(Assignment) Exactly as written, print out each entry in the data, with no pictures.

Data about app and page elements
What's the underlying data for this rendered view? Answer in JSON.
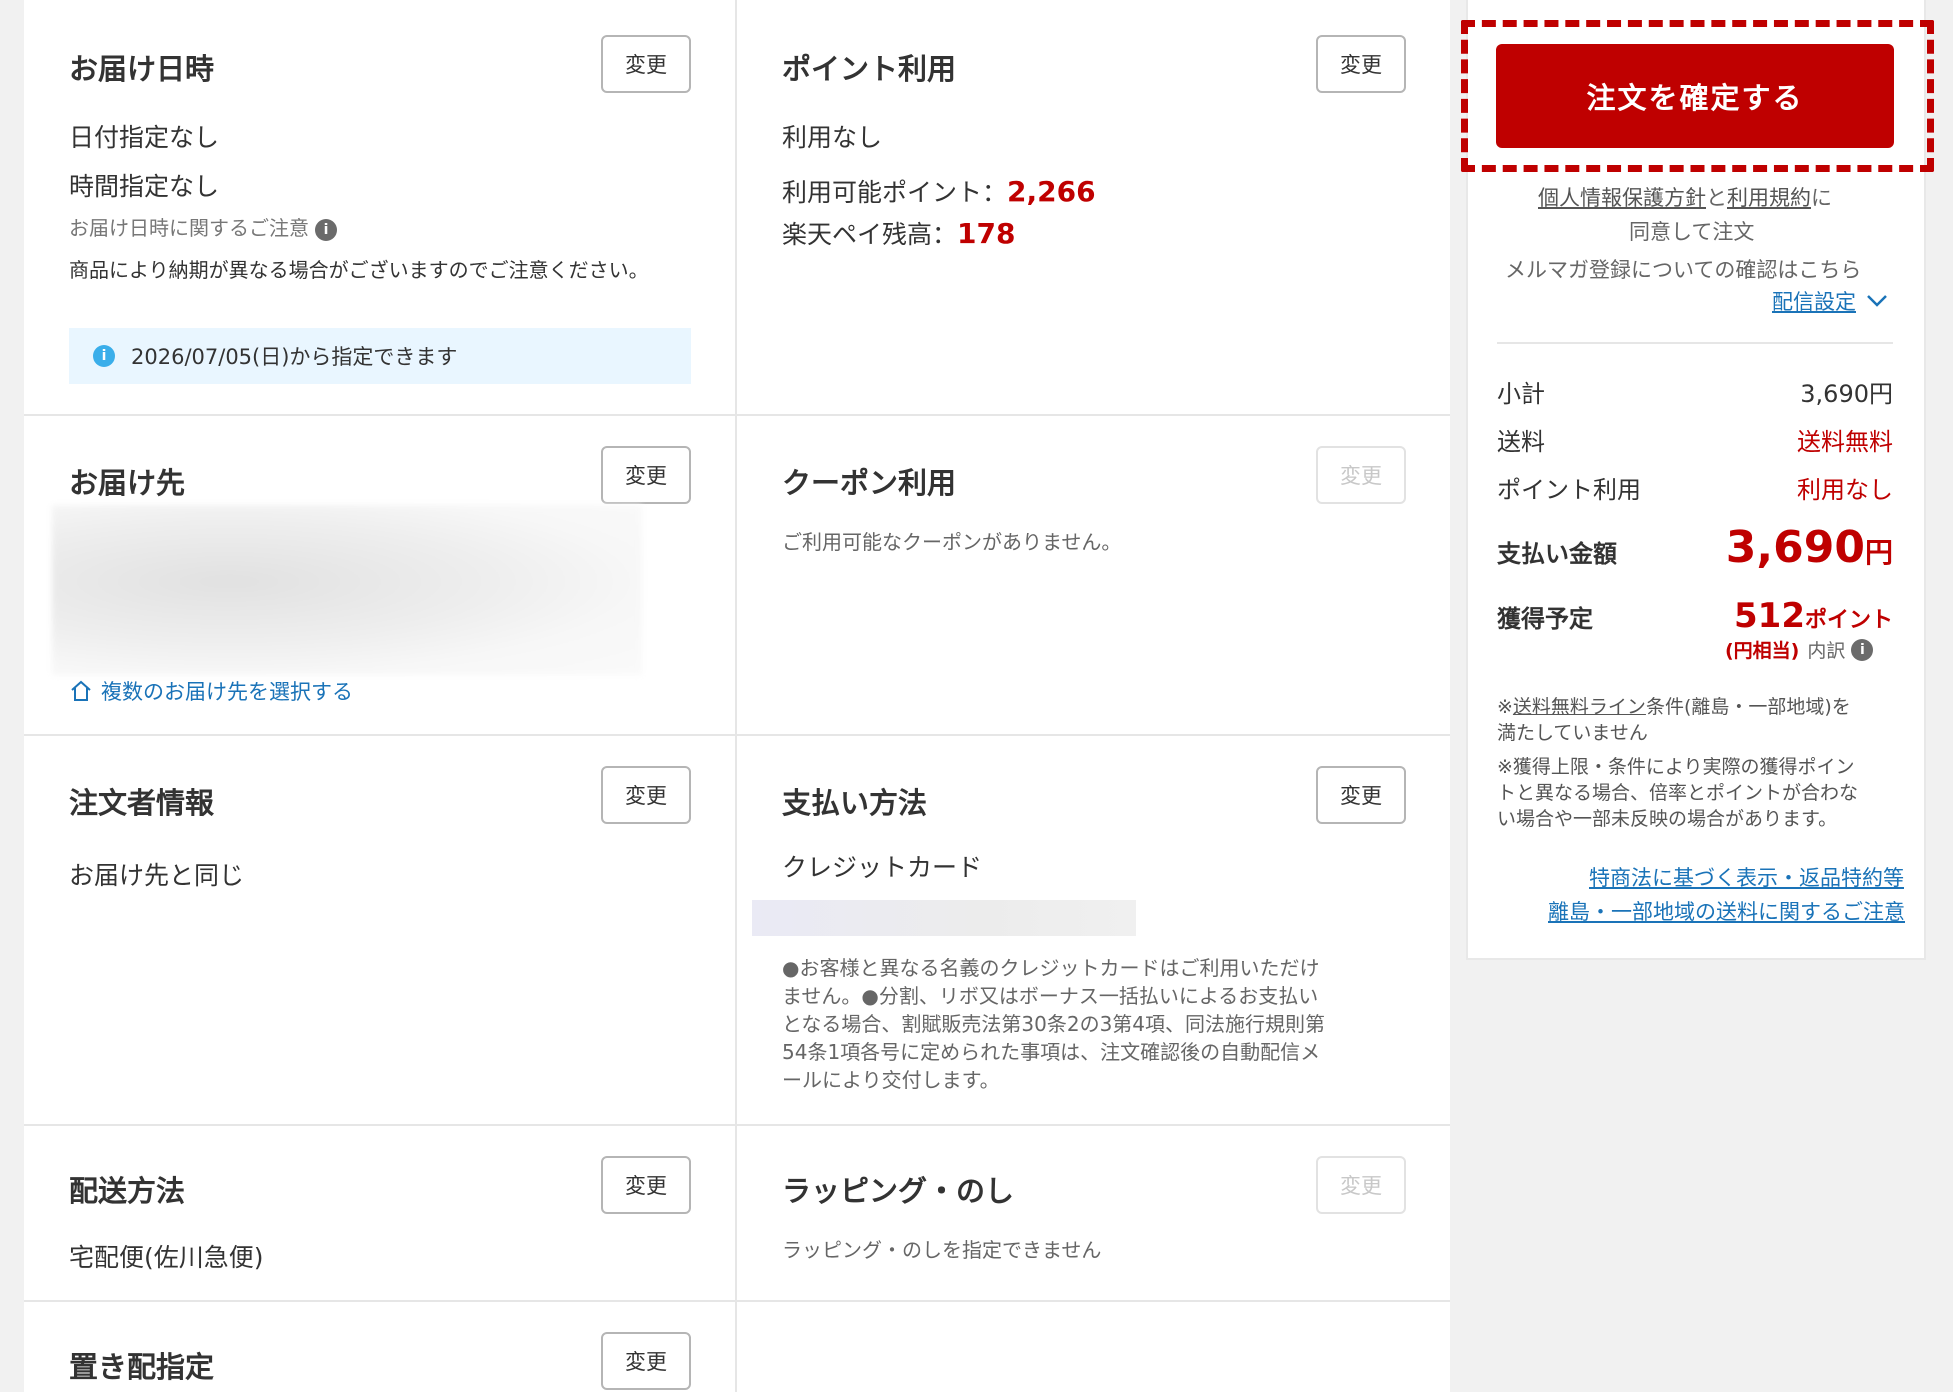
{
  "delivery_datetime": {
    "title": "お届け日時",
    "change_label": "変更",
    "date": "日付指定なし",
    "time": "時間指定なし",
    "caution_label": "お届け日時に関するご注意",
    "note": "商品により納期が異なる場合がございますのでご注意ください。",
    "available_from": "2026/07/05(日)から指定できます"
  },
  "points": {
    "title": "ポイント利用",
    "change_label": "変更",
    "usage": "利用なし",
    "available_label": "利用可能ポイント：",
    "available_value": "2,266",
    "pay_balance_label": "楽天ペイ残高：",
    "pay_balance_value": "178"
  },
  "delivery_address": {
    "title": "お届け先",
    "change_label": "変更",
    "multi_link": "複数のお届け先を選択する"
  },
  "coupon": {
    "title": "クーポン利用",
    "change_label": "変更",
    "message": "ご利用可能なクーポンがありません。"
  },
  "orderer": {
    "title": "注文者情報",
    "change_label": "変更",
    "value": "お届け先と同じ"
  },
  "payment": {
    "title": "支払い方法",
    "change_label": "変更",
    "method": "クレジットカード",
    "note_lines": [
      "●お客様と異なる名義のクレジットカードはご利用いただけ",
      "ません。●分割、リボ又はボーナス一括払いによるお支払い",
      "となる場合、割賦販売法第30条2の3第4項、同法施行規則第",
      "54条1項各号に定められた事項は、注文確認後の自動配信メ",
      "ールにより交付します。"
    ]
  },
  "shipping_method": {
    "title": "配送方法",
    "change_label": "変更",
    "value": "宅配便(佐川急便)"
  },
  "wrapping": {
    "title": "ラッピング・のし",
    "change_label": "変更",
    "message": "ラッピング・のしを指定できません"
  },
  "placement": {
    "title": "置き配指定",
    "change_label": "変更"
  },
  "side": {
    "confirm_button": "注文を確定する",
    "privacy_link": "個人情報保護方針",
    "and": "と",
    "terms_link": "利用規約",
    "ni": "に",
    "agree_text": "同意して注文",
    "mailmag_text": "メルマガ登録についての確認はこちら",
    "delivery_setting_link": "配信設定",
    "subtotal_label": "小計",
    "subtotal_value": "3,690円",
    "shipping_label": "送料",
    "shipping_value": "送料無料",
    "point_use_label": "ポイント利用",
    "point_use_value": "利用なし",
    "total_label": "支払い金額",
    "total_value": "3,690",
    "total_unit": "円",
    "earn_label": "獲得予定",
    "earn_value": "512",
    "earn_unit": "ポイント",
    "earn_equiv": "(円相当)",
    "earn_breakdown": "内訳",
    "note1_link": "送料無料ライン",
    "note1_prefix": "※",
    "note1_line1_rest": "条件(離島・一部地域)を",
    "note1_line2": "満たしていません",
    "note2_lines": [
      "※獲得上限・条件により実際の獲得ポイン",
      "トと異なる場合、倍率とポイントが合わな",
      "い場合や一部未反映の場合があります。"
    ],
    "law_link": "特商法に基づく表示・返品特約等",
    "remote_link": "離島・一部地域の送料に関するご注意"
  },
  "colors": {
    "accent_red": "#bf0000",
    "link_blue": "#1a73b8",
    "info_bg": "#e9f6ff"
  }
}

(Exercise output)
What's the underlying data for this rendered view? Answer in JSON.
{
  "delivery_datetime": {
    "title": "お届け日時",
    "change_label": "変更",
    "date": "日付指定なし",
    "time": "時間指定なし",
    "caution_label": "お届け日時に関するご注意",
    "note": "商品により納期が異なる場合がございますのでご注意ください。",
    "available_from": "2026/07/05(日)から指定できます"
  },
  "points": {
    "title": "ポイント利用",
    "change_label": "変更",
    "usage": "利用なし",
    "available_label": "利用可能ポイント：",
    "available_value": "2,266",
    "pay_balance_label": "楽天ペイ残高：",
    "pay_balance_value": "178"
  },
  "delivery_address": {
    "title": "お届け先",
    "change_label": "変更",
    "multi_link": "複数のお届け先を選択する"
  },
  "coupon": {
    "title": "クーポン利用",
    "change_label": "変更",
    "message": "ご利用可能なクーポンがありません。"
  },
  "orderer": {
    "title": "注文者情報",
    "change_label": "変更",
    "value": "お届け先と同じ"
  },
  "payment": {
    "title": "支払い方法",
    "change_label": "変更",
    "method": "クレジットカード",
    "note_lines": [
      "●お客様と異なる名義のクレジットカードはご利用いただけ",
      "ません。●分割、リボ又はボーナス一括払いによるお支払い",
      "となる場合、割賦販売法第30条2の3第4項、同法施行規則第",
      "54条1項各号に定められた事項は、注文確認後の自動配信メ",
      "ールにより交付します。"
    ]
  },
  "shipping_method": {
    "title": "配送方法",
    "change_label": "変更",
    "value": "宅配便(佐川急便)"
  },
  "wrapping": {
    "title": "ラッピング・のし",
    "change_label": "変更",
    "message": "ラッピング・のしを指定できません"
  },
  "placement": {
    "title": "置き配指定",
    "change_label": "変更"
  },
  "side": {
    "confirm_button": "注文を確定する",
    "privacy_link": "個人情報保護方針",
    "and": "と",
    "terms_link": "利用規約",
    "ni": "に",
    "agree_text": "同意して注文",
    "mailmag_text": "メルマガ登録についての確認はこちら",
    "delivery_setting_link": "配信設定",
    "subtotal_label": "小計",
    "subtotal_value": "3,690円",
    "shipping_label": "送料",
    "shipping_value": "送料無料",
    "point_use_label": "ポイント利用",
    "point_use_value": "利用なし",
    "total_label": "支払い金額",
    "total_value": "3,690",
    "total_unit": "円",
    "earn_label": "獲得予定",
    "earn_value": "512",
    "earn_unit": "ポイント",
    "earn_equiv": "(円相当)",
    "earn_breakdown": "内訳",
    "note1_link": "送料無料ライン",
    "note1_prefix": "※",
    "note1_line1_rest": "条件(離島・一部地域)を",
    "note1_line2": "満たしていません",
    "note2_lines": [
      "※獲得上限・条件により実際の獲得ポイン",
      "トと異なる場合、倍率とポイントが合わな",
      "い場合や一部未反映の場合があります。"
    ],
    "law_link": "特商法に基づく表示・返品特約等",
    "remote_link": "離島・一部地域の送料に関するご注意"
  },
  "colors": {
    "accent_red": "#bf0000",
    "link_blue": "#1a73b8",
    "info_bg": "#e9f6ff"
  }
}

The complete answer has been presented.